Leopold does not provide a stable center for the play, as he might in an expressionist drama. He is subject to hallucination, but he is also able to exploit the language of others for personal advantage in several situations. Further, the formal complexity of the play is so striking from the very beginning that the audience is aware of an authorial presence that overpowers Leopold’s; Havel’s manipulations are so strong that Leopold is denied both the power of an expressionist dreamer and the authority of pseudonymous equivalence with the writer.

These two major devices, repetition and heroic character, conflict as Leopold tries to construct a singular identity in a world where difference comes to seem almost nonexistent. In a play of repetition, time and memory coalesce. Definitive difference disappears and a cognitive crisis results. Lovers seem interchangeable or unreachable, both friends and opponents make the same kinds of demands, and patterns of behavior reverse and collide until it becomes impossible to make the very choice of a primary value that might stabilize the structure of existence.


(Great Characters in Literature)

Goetz-Stankiewicz, Marketa.

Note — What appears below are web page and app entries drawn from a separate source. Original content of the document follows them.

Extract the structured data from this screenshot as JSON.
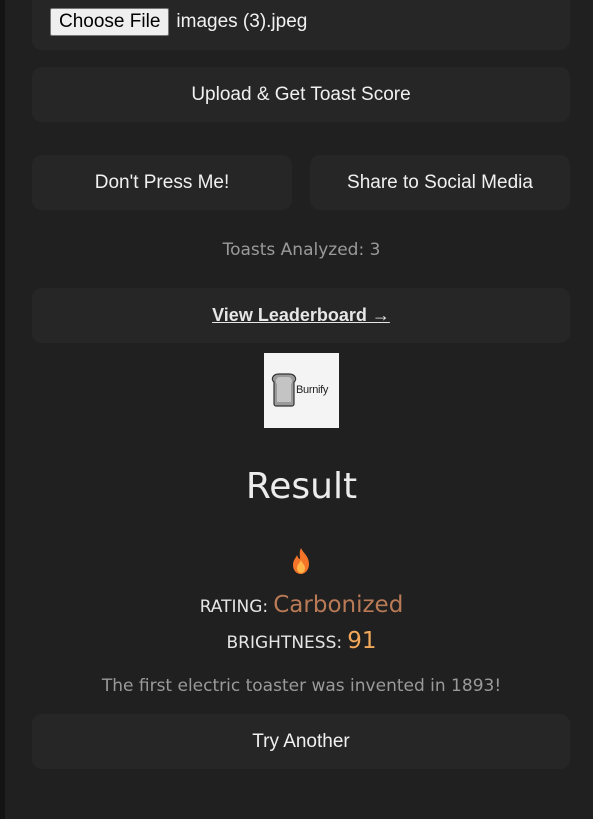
{
  "upload": {
    "choose_file_label": "Choose File",
    "file_name": "images (3).jpeg",
    "upload_button": "Upload & Get Toast Score"
  },
  "actions": {
    "dont_press": "Don't Press Me!",
    "share": "Share to Social Media"
  },
  "stats": {
    "toasts_analyzed": "Toasts Analyzed: 3"
  },
  "leaderboard": {
    "link": "View Leaderboard →"
  },
  "logo": {
    "text": "Burnify"
  },
  "result": {
    "title": "Result",
    "icon": "fire-icon",
    "rating_label": "RATING:",
    "rating_value": "Carbonized",
    "brightness_label": "BRIGHTNESS:",
    "brightness_value": "91",
    "fact": "The first electric toaster was invented in 1893!",
    "try_another": "Try Another"
  },
  "colors": {
    "background": "#202020",
    "panel": "#262626",
    "rating_accent": "#b97a56",
    "brightness_accent": "#f2a85a"
  }
}
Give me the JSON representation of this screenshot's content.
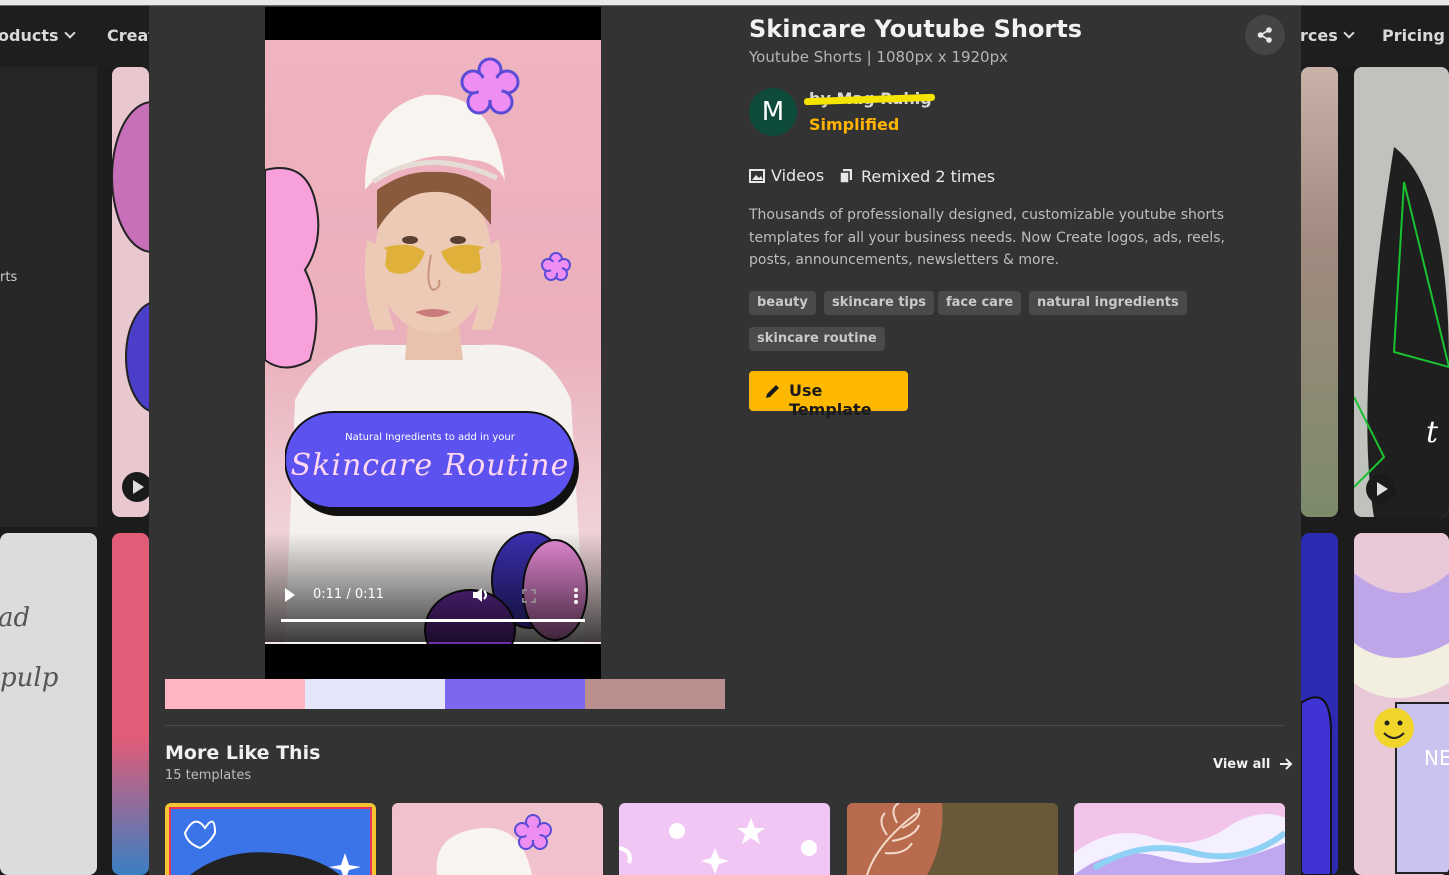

The Silenced Theatre: Czech Playwrights Without a Stage. Toronto: University of Toronto Press, 1979. A comprehensive study that locates the Czech theater of the absurd in a Czech rather than a Western European literary tradition. See chapter 2 for a discussion of Havel’s early plays, The Garden Party (1963) and The Memorandum (1965), which introduce themes also evident in Largo Desolato.

Havel, Václav. Open Letters: Selected Writings 1965-1990. Translated and edited by Paul Wilson. New York: Alfred A. Knopf, 1991. See “Stories and Totalitarianism” for a discussion of the relationship between literature and politics.

Kriseova, Eda. Václav Havel: The Authorized Biography. Translated by Caleb Crain. New York: St. Martin’s Press, 1993. A biography that explores Havel’s development as a writer in conjunction with his political activism. The brief chapter on Largo Desolato details the autobiographical elements of the play.

Skloot, Robert. “Václav Havel: The Once and Future Playwright.” The Kenyon Review 15, no. 2 (Spring, 1993): 223-231. An article critical of Havel’s later plays, including Largo Desolato, valuable in presenting a dissenting voice in a field of largely adulatory response.

Vladislav, Jan, ed. Václav Havel or Living in Truth: Twenty-two Essays Published on the Occasion of the Award of the Erasmus Prize to Václav Havel. London: Faber and Faber, 1987. A rich collection of essays by sixteen of Havel’s contemporaries that provides a variety of insights into influences on Havel as a dramatist and the significance of his work artistically, philosophically, and politically.